• EXERCISE
A word-for-word retyping of the listing is the goal.

• RECORDS TO PROCESS
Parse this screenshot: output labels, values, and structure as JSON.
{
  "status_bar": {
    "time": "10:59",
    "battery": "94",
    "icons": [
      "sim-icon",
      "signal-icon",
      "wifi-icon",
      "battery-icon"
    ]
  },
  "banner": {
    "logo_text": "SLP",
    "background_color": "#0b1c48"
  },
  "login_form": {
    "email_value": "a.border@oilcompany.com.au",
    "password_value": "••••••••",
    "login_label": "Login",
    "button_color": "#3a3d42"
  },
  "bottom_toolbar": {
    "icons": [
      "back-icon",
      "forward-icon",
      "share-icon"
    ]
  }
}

• WRITTEN RESPONSE
Parse this screenshot: output labels, values, and structure as JSON.
{
  "status_bar": {
    "time": "10:59",
    "battery": "94",
    "icons": [
      "sim-icon",
      "signal-icon",
      "wifi-icon",
      "battery-icon"
    ]
  },
  "banner": {
    "logo_text": "SLP",
    "background_color": "#0b1c48"
  },
  "login_form": {
    "email_value": "a.border@oilcompany.com.au",
    "password_value": "••••••••",
    "login_label": "Login",
    "button_color": "#3a3d42"
  },
  "bottom_toolbar": {
    "icons": [
      "back-icon",
      "forward-icon",
      "share-icon"
    ]
  }
}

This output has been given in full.